__DIRECTIONS__
Copy every line in the records below that contains the word "JSON".

>>>

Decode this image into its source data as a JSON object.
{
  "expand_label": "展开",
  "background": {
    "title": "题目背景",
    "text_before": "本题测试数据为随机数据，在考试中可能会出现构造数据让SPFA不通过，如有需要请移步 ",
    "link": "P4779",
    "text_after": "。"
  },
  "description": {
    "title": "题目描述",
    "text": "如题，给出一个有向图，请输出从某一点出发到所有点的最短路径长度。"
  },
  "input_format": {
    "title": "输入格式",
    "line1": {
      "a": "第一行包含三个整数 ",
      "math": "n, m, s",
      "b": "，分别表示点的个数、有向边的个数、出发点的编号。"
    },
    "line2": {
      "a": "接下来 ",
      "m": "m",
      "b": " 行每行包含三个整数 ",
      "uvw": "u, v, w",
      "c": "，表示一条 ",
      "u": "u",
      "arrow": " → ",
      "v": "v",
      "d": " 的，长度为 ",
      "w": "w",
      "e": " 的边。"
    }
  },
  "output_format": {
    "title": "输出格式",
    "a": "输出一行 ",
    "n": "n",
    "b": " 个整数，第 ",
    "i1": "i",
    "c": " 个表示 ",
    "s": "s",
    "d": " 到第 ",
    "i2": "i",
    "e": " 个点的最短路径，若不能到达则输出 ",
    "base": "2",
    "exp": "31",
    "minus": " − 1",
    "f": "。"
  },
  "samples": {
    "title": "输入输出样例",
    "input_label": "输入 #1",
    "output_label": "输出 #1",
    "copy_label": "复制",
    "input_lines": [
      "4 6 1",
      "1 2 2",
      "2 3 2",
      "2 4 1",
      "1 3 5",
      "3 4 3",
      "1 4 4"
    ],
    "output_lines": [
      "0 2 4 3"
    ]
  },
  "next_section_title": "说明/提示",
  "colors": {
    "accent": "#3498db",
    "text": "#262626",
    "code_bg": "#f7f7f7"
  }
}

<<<
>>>

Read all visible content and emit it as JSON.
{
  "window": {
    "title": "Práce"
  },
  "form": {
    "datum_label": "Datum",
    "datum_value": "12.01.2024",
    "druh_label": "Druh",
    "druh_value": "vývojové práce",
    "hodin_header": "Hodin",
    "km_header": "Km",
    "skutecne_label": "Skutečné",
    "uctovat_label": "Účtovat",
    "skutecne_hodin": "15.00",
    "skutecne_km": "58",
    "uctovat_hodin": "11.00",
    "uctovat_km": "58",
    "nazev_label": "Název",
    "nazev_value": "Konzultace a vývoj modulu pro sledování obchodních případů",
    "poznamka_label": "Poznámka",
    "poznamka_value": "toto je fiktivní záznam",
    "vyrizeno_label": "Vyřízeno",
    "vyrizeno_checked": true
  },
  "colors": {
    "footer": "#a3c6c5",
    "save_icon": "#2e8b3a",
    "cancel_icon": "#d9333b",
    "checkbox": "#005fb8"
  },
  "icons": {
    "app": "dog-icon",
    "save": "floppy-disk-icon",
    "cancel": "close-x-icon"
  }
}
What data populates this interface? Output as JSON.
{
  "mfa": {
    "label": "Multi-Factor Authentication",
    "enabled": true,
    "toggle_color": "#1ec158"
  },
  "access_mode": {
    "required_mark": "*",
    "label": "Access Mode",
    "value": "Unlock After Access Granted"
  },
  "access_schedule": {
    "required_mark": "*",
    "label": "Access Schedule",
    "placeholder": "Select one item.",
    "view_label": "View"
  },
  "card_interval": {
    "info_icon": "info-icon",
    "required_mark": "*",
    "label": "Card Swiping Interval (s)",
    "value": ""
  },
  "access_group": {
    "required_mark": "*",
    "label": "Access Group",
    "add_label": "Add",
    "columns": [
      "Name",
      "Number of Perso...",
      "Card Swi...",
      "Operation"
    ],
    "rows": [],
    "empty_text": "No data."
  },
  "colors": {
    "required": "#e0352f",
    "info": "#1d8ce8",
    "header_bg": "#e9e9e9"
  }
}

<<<
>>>

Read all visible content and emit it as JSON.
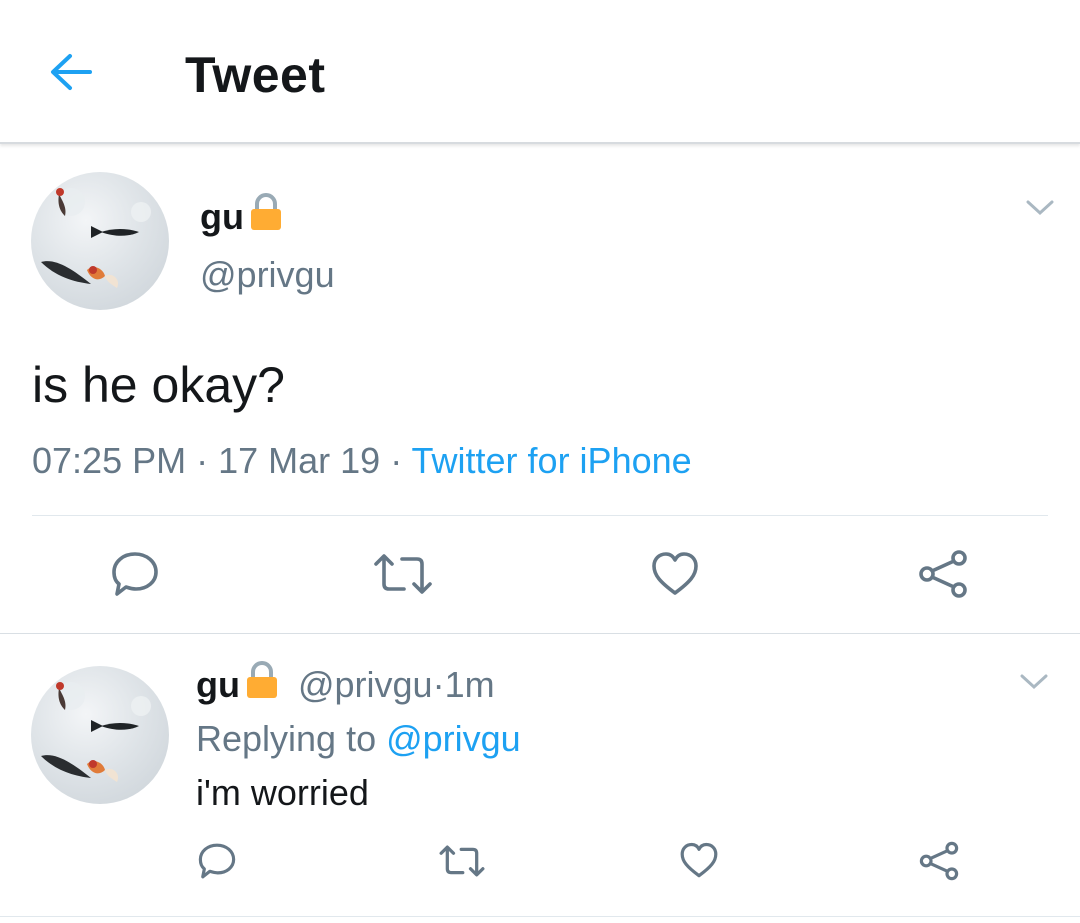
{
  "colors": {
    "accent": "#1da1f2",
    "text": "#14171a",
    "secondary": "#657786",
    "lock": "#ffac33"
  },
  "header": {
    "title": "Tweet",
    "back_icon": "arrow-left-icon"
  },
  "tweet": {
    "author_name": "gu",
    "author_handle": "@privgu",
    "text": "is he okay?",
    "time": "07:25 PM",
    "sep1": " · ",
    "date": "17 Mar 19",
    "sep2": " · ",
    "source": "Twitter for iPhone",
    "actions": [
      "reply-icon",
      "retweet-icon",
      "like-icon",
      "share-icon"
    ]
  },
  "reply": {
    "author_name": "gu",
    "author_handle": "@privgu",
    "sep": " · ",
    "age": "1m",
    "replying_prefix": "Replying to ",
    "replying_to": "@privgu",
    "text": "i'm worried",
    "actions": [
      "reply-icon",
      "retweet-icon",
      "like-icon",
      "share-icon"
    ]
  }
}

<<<

__EXERCISE RESPONSE__
Decode this image into its source data as a JSON object.
Read all visible content and emit it as JSON.
What data populates this interface? Output as JSON.
Read all visible content and emit it as JSON.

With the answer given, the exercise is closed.